Photo: Mexico Elections
Just one day after a mutilated body was left in Acapulco, thousands find their way to the polling stations in the heat to vote for either the incumbent part or the opposition, PRI.
“We’re just hoping there’s no violence,” said hotel worker Carlos Reyes as he waited to vote in Acapulco, the famed Pacific resort that is being terrorized by rival drug cartels.
The PRI ran the country for 71 years until 2000 but are hoping this election will give them momentum as they prepare for the 2012 presidential elections. The PRI candidate, Manuel Anorve, who resigned as Acapulco’s mayor to run, is up against a former PRI ally, Angel Aguirre, who switched sides to run for the PRD. President Felipe Calderon’s party is supporting the Leftist Party of Democratic Revolution, or PRD candidate.
Mexico voters are divided in an elections too close to call.
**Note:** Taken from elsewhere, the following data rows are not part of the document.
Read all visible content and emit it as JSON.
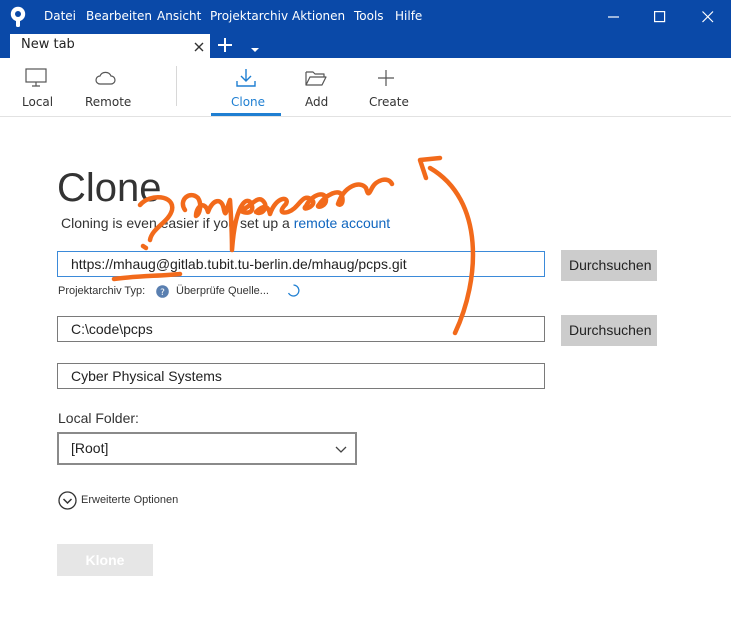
{
  "menu": {
    "items": [
      "Datei",
      "Bearbeiten",
      "Ansicht",
      "Projektarchiv",
      "Aktionen",
      "Tools",
      "Hilfe"
    ]
  },
  "icons": {
    "app_logo": "sourcetree-logo-icon",
    "minimize": "minimize-icon",
    "maximize": "maximize-icon",
    "close": "close-icon"
  },
  "tabs": {
    "active_label": "New tab",
    "add_icon": "plus-icon",
    "dropdown_icon": "caret-down-icon"
  },
  "toolbar": {
    "local": "Local",
    "remote": "Remote",
    "clone": "Clone",
    "add": "Add",
    "create": "Create"
  },
  "clone": {
    "title": "Clone",
    "hint_prefix": "Cloning is even easier if you set up a",
    "hint_link": "remote account",
    "source_url": "https://mhaug@gitlab.tubit.tu-berlin.de/mhaug/pcps.git",
    "browse_label": "Durchsuchen",
    "repo_type_label": "Projektarchiv Typ:",
    "checking_source": "Überprüfe Quelle...",
    "destination_path": "C:\\code\\pcps",
    "name": "Cyber Physical Systems",
    "local_folder_label": "Local Folder:",
    "local_folder_value": "[Root]",
    "advanced_options": "Erweiterte Optionen",
    "clone_button": "Klone"
  },
  "annotation": {
    "text": "?anpassen",
    "color": "#f26a1b"
  },
  "colors": {
    "titlebar": "#0a49a8",
    "accent": "#1f7fd2",
    "link": "#1066bf"
  }
}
Mexicans are very disappointed at a decade of the conservative and pro-business PAN, which brought democracy but has failed to generate enough jobs, improve education or end decades of corruption.